» **EXERCISE**
The answer should reproduce every entry exactly and contain no images.

[Items listed in a dataset]
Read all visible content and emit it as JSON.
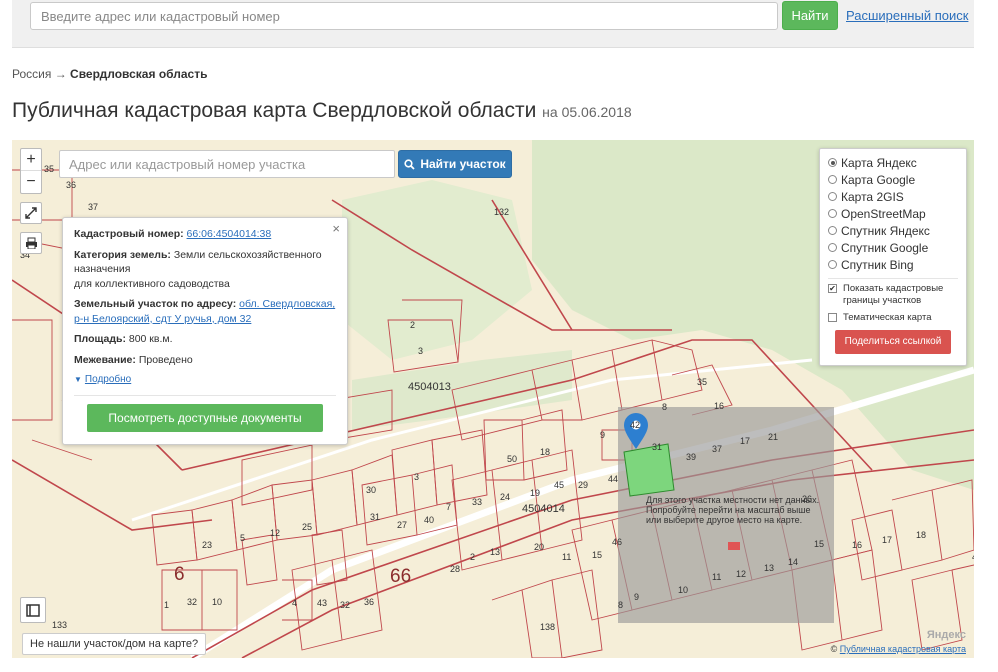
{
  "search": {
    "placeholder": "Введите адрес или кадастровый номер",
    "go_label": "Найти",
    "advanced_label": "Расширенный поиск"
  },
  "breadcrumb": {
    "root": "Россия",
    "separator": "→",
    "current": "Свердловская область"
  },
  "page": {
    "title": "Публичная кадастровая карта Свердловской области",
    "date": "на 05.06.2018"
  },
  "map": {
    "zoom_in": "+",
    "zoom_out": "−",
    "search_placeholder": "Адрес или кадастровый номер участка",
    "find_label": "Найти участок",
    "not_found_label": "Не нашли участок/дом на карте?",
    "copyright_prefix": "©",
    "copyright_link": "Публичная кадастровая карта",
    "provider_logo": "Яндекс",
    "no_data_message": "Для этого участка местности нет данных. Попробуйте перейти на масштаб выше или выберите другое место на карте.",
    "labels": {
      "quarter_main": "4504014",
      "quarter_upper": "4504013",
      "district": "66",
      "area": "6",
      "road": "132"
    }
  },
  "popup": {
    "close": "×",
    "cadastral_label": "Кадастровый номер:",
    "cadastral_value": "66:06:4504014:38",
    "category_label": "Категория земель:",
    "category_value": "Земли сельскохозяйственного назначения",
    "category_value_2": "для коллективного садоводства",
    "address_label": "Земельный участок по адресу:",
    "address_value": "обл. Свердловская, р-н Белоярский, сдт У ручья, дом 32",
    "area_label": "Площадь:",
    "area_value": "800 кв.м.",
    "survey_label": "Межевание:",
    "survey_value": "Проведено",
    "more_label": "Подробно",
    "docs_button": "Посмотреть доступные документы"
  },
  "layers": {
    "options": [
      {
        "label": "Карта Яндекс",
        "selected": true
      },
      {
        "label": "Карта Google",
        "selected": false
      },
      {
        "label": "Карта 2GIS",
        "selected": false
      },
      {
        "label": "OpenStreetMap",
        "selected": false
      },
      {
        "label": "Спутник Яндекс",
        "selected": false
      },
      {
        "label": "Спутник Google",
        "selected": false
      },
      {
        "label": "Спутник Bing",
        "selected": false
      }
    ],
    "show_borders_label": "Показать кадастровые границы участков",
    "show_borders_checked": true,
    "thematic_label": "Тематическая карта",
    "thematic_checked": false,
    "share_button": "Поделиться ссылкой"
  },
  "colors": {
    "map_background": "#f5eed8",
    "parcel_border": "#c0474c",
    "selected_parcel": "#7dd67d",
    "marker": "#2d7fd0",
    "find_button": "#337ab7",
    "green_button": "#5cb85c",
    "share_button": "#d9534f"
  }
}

» **RESPONSE FOR THIS EXERCISE**
Read all visible content and emit it as JSON.
{
  "search": {
    "placeholder": "Введите адрес или кадастровый номер",
    "go_label": "Найти",
    "advanced_label": "Расширенный поиск"
  },
  "breadcrumb": {
    "root": "Россия",
    "separator": "→",
    "current": "Свердловская область"
  },
  "page": {
    "title": "Публичная кадастровая карта Свердловской области",
    "date": "на 05.06.2018"
  },
  "map": {
    "zoom_in": "+",
    "zoom_out": "−",
    "search_placeholder": "Адрес или кадастровый номер участка",
    "find_label": "Найти участок",
    "not_found_label": "Не нашли участок/дом на карте?",
    "copyright_prefix": "©",
    "copyright_link": "Публичная кадастровая карта",
    "provider_logo": "Яндекс",
    "no_data_message": "Для этого участка местности нет данных. Попробуйте перейти на масштаб выше или выберите другое место на карте.",
    "labels": {
      "quarter_main": "4504014",
      "quarter_upper": "4504013",
      "district": "66",
      "area": "6",
      "road": "132"
    }
  },
  "popup": {
    "close": "×",
    "cadastral_label": "Кадастровый номер:",
    "cadastral_value": "66:06:4504014:38",
    "category_label": "Категория земель:",
    "category_value": "Земли сельскохозяйственного назначения",
    "category_value_2": "для коллективного садоводства",
    "address_label": "Земельный участок по адресу:",
    "address_value": "обл. Свердловская, р-н Белоярский, сдт У ручья, дом 32",
    "area_label": "Площадь:",
    "area_value": "800 кв.м.",
    "survey_label": "Межевание:",
    "survey_value": "Проведено",
    "more_label": "Подробно",
    "docs_button": "Посмотреть доступные документы"
  },
  "layers": {
    "options": [
      {
        "label": "Карта Яндекс",
        "selected": true
      },
      {
        "label": "Карта Google",
        "selected": false
      },
      {
        "label": "Карта 2GIS",
        "selected": false
      },
      {
        "label": "OpenStreetMap",
        "selected": false
      },
      {
        "label": "Спутник Яндекс",
        "selected": false
      },
      {
        "label": "Спутник Google",
        "selected": false
      },
      {
        "label": "Спутник Bing",
        "selected": false
      }
    ],
    "show_borders_label": "Показать кадастровые границы участков",
    "show_borders_checked": true,
    "thematic_label": "Тематическая карта",
    "thematic_checked": false,
    "share_button": "Поделиться ссылкой"
  },
  "colors": {
    "map_background": "#f5eed8",
    "parcel_border": "#c0474c",
    "selected_parcel": "#7dd67d",
    "marker": "#2d7fd0",
    "find_button": "#337ab7",
    "green_button": "#5cb85c",
    "share_button": "#d9534f"
  }
}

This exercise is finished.